Unlike many recent games, the O’s offense didn’t shut down totally after getting early runs. Trey Mancini delivered an RBI single in the fifth. Wynns hit a two-out double in the sixth that was able to score the speedy Ryan McKenna from first base, just ahead of the throw and tag. The fifth and final O’s run crossed when Dozier booted a grounder off the bat of Kelvin Gutierrez in the eighth inning. With one out, the runner on third was likely to score either way, so Gutierrez got an RBI even if he didn’t get a hit.
By Orioles reliever standards, late inning drama was minimal. The first man out of the bullpen, Adam Plutko, had problems, letting two of the three batters he faced reach base. Manager Brandon Hyde had Tanner Scott ready to go, and it was the good version of Scott who showed up to close the door on the Royals in the seventh. Dillon Tate pitched the eighth and Cole Sulser the ninth, each allowing one hit and nothing else in a scoreless inning.
The win was the O’s 30th of the season, bringing them up to a 30-62 record. They have still lost more than two-thirds of their games to date. Most of the time it’s not fun to watch these guys, so it’s good to enjoy every win that comes along, whether or not it has any meaning for a better Orioles future.
In the case of Sunday’s game, maybe Hays, Urías, and if you really squint, Tate, can play their way into roles on that better team. It’s nice to dream.
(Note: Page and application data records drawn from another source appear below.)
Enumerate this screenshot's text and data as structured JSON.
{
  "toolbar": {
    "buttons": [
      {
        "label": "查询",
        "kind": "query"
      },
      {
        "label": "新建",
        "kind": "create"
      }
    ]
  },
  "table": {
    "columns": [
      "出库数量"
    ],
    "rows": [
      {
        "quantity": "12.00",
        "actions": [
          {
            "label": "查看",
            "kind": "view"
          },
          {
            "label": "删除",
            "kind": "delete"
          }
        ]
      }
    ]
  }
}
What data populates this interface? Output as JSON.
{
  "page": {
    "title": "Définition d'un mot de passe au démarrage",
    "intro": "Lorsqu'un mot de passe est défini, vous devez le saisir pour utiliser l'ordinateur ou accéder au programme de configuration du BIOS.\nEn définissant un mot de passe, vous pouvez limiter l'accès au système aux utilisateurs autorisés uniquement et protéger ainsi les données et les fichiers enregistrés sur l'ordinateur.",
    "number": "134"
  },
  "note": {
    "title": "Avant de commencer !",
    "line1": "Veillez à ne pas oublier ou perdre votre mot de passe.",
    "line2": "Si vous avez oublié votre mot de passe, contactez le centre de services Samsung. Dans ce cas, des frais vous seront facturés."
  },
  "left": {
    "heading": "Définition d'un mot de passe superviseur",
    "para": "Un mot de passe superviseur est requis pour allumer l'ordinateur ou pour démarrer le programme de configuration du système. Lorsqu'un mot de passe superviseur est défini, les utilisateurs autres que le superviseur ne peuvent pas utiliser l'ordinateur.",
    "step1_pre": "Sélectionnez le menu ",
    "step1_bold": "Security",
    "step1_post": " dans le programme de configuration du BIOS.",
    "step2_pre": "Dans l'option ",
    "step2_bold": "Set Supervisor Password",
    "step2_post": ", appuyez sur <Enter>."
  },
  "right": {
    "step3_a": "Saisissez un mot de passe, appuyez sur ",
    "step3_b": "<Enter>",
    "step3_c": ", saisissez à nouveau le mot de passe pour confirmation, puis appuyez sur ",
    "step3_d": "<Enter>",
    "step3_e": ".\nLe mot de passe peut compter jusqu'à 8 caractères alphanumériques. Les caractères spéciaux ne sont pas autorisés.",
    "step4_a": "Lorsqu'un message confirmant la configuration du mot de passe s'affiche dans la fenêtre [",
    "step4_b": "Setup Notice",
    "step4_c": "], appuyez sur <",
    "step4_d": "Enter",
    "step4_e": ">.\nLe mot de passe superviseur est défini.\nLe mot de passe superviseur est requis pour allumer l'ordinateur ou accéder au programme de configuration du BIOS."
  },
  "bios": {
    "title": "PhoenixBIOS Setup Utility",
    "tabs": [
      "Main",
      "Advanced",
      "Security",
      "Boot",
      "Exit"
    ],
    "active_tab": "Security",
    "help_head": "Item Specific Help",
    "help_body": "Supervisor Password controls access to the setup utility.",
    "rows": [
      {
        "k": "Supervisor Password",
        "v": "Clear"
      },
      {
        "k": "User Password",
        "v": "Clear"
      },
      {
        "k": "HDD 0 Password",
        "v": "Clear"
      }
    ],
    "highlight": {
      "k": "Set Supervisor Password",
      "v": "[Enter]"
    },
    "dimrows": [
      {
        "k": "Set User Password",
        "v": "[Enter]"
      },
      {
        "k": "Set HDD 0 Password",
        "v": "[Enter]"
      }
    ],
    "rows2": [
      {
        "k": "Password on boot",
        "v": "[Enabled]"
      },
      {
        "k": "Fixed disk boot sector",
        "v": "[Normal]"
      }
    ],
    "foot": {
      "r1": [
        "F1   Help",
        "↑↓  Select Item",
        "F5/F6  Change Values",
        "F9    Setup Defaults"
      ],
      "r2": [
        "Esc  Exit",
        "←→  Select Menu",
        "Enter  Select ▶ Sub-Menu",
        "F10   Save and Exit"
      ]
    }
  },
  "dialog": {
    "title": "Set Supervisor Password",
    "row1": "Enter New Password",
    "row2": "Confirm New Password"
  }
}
Next up for the Orioles is a trip to Florida, where they might do some little turns on the catwalk at the Trop. Spenser Watkins is the expected starter for the O’s, with Ryan Yarbrough pitching for the Rays in the 7:10 Monday opener.